Although 55.7 percent of shoppers have already started buying holiday gifts, the National Retail Federation says that's a bit less than began early last year, with NRF President MATTHEW SHAY noting that "This time of year is about finding the right gifts while staying on budget. For those looking for anything from toys to apparel at retailers large and small, in-store or online, retailers are ready with great merchandise at affordable prices." But here's an interesting fact --more than ten percent of us have already gotten half our gifts purchased... and nearly three percent of us are finished shopping!

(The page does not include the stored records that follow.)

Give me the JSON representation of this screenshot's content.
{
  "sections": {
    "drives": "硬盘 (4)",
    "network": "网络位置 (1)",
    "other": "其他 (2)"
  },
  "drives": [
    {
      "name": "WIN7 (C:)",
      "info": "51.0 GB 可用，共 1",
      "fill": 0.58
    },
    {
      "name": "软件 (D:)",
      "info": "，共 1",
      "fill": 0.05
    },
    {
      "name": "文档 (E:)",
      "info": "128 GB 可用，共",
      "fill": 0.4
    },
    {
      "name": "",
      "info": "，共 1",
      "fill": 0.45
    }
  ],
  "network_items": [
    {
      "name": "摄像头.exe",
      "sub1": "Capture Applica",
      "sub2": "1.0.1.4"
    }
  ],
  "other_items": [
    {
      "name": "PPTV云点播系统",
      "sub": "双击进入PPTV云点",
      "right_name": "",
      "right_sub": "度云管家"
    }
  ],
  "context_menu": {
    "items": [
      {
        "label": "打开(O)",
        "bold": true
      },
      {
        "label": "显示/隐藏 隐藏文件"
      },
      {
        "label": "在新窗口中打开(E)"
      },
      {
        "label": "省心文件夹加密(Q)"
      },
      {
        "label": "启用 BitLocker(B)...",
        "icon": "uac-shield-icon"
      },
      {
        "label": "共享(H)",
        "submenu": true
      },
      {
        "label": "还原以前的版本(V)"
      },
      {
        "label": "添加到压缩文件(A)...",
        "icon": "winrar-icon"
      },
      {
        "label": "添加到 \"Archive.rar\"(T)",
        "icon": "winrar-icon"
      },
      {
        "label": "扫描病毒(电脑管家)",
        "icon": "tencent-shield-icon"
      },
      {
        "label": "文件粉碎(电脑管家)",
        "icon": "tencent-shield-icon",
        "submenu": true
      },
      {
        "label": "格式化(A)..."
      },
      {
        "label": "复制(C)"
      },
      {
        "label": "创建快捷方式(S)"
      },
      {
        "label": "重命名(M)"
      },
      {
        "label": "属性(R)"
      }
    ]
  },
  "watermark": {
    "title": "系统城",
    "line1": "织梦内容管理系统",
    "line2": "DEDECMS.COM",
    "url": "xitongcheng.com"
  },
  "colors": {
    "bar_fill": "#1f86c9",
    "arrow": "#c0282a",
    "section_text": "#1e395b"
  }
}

   --Not started: 44.3 percent
   --1-10 percent done: 19 percent
   --11-25 percent done: 13.4 percent
   --26-50 percent done: 9.8 percent
   --51-75 percent done: 6.8 percent
   --76-99 percent done: 3.8 percent
   --Finished: 2.9 percent

Traveling for the holiday:
Triple-A says nearly 51 million Americans will be traveling 50 miles or more away from home this Thanksgiving weekend --with 89 percent driving and almost eight-percent flying. That's an increase of 2.5 million travelers over last year's holiday. That's the most people traveling for the holiday in 12 years.
   Triple-A says the increase in holiday travel is thanks to improvements in the economy during the second half of the year, and despite gas prices that have gone up, on average, around 40-cents a gallon.

   So where's everybody going? The most popular destinations this Thanksgiving, based on AAA.com bookings, are:
   10. Seattle, WA
   9. Philadelphia, PA
   8. Fort Lauderdale, FL
   7. Anaheim, CA
   6. New Orleans, LA

   5. New York City, NY
   4. Orlando, FL
   3. San Diego, CA
   2. San Francisco, CA
   1. Las Vegas, NV